Toward the end of June, I decided to also simply push aside social media. I had done this before, with some good success, but some events in June pulled me back to facebook. Today, though, is the end of the first full day with zero visits to the three social media platforms I more or less surf around: twitter (where I do more scrolling past people hawking their books nonstop and the people retweeting them than finding actual news or interesting tidbits), instagram (dogs!), and facebook (the Mothership of the Time Sink Armada).  I used the time to address a few things that had to be done, and today – day two, since the clocked tolled past midnight almost an hour ago at this point – I will begin working my way back into the writing pool, with a low hanging target of 250 words. That’s right: about one typeset page. This post is longer than that, but I’d rather work the novel writing  upward in a gentle manner, instead of trying to be like the gym cowboys who show up after New Year’s, work out for six hours, then cannot move the next day and eventually let it slide.

Almost every writer on the planet says “write every day”. I’m a believer of that myself. It is not, however, because I think that such writing has to be done because the train has to keep moving forward nonstop – after all, it’s possible whatever was written on day x may not make it into the final draft, or may be cut down significantly, or rearranged, or whatever else could be done to it. I think, at least in my case, it is because when it becomes a habit to write every day, it is like any other routine that becomes ingrained in our lives, done automatically, without a lot of thought that it could be terrible, that everyone will hate it, that a meteor will fall from the sky and crush you at your desk for daring to write. Instead, it will be just another part of the rhythm of the day, and will be eventually be noticeable by its absence rather than its presence.

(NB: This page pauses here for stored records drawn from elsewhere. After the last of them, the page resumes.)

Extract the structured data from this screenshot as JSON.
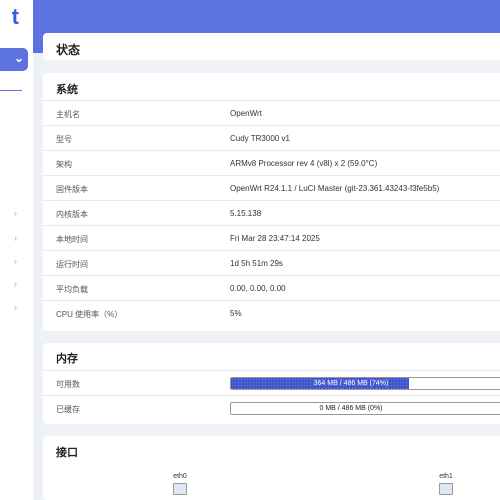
{
  "brand": {
    "text": "t"
  },
  "page": {
    "title": "状态"
  },
  "system": {
    "title": "系统",
    "rows": [
      {
        "label": "主机名",
        "value": "OpenWrt"
      },
      {
        "label": "型号",
        "value": "Cudy TR3000 v1"
      },
      {
        "label": "架构",
        "value": "ARMv8 Processor rev 4 (v8l) x 2 (59.0°C)"
      },
      {
        "label": "固件版本",
        "value": "OpenWrt R24.1.1 / LuCI Master (git-23.361.43243-f3fe5b5)"
      },
      {
        "label": "内核版本",
        "value": "5.15.138"
      },
      {
        "label": "本地时间",
        "value": "Fri Mar 28 23:47:14 2025"
      },
      {
        "label": "运行时间",
        "value": "1d 5h 51m 29s"
      },
      {
        "label": "平均负载",
        "value": "0.00, 0.00, 0.00"
      },
      {
        "label": "CPU 使用率（%）",
        "value": "5%"
      }
    ]
  },
  "memory": {
    "title": "内存",
    "rows": [
      {
        "label": "可用数",
        "bar_text": "364 MB / 486 MB (74%)",
        "percent": 74
      },
      {
        "label": "已缓存",
        "bar_text": "0 MB / 486 MB (0%)",
        "percent": 0
      }
    ]
  },
  "interfaces": {
    "title": "接口",
    "items": [
      {
        "name": "eth0",
        "icon": "ethernet-port-icon"
      },
      {
        "name": "eth1",
        "icon": "ethernet-port-icon"
      }
    ]
  },
  "colors": {
    "accent": "#5b72e0",
    "bar_fill": "#3f55c9"
  }
}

So, here we begin. The map is laid out, and the path is faintly scratched over it to the destination to which we strive, but those lines await a heavier hand with the pen, to clearly define the journey’s progress. I have the greatest expectation that this time things will be different, because sometimes digging at the scars of your psyche is the only way to get to the truth, and then gain the ability to move large obstacles from the very start of the trail to discovery.